I just felt like everyone didn't like me or hated me and wouldn't want me there anyway. I was just really paranoid of everyone and everything and I stopped going to my classes. I just completely withdrew.

I was hearing voices, telling me that people wanted to hurt me and they didn't want me around, they wanted me to die. Then when I did have moments of clarity, I just didn't think that I deserved to have anyone in my life.

I was trying to push everyone away and I was just thinking about suicide. Yeah.

But I do remember the day when they told me, they actually said schizophrenia. I just knew all the stereotypes surrounding it, like horror movies and I was thinking does that mean I'm dangerous?
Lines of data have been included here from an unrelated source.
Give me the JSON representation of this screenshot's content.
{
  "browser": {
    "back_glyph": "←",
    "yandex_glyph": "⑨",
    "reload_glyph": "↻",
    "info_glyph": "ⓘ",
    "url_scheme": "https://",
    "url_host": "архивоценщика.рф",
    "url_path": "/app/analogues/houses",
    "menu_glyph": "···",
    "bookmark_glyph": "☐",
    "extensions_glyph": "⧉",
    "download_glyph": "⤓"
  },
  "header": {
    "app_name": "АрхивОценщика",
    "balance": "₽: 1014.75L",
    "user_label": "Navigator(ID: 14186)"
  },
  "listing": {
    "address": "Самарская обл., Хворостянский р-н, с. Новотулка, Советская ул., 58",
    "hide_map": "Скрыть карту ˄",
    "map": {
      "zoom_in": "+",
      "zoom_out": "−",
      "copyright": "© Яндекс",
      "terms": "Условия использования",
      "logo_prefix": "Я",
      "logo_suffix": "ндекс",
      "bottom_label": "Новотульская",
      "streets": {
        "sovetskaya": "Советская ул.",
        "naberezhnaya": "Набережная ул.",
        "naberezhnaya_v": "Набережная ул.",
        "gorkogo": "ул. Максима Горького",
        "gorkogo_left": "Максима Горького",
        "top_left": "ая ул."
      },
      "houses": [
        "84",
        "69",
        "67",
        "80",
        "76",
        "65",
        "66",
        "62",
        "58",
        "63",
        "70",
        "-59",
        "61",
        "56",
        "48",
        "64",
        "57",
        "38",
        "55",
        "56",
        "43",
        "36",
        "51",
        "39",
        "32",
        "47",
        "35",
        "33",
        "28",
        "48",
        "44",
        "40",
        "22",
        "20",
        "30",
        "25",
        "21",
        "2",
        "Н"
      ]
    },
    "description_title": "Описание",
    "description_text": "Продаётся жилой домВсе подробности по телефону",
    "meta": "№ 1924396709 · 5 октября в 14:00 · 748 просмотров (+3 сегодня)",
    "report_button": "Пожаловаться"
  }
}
Does that mean they are they going to lock me away? I didn't really know what it meant.

People just think that someone's really unwell at one point they can never get better from that. But, they can.

It's a pretty scary illness but it doesn't make the people who have it scary people. We're just human, just like everyone else.

We just want the same things, like everyone else does. I like hanging out, going to the movies, go out with friends, play Cards Against Humanity. I have heard people having conversations, just like flippantly saying psycho or schizo and they're just saying all the stuff and they don't realise that it has such an impact. It just makes me feel like I'm not equal, I'm not an equal human being.

Looking back, I think I've done really well. I still experience psychosis, but I can manage it a lot better than I used to be able to, because I understand what it is now and why it's happening.

To be able to be here now and just doing all the things that I'm doing I can't really sort of believe it. And I think that's important for people to know, even though it might seem completely hopeless and like the end of the world, it's not you can get through it.

I know I'm a good person. It's weird to say that because I didn't think that for such a long time.

Video courtesy of SANE.

Page last reviewed Jan 2017 | C1036V1

This is a general guide only, and does not replace individual medical advice. Please speak to your doctor for advice about your situation. The RANZCP is not liable for any consequences arising from relying on this information. Subject matter experts, people with lived experience of mental illness and carers all contributed to this fact sheet.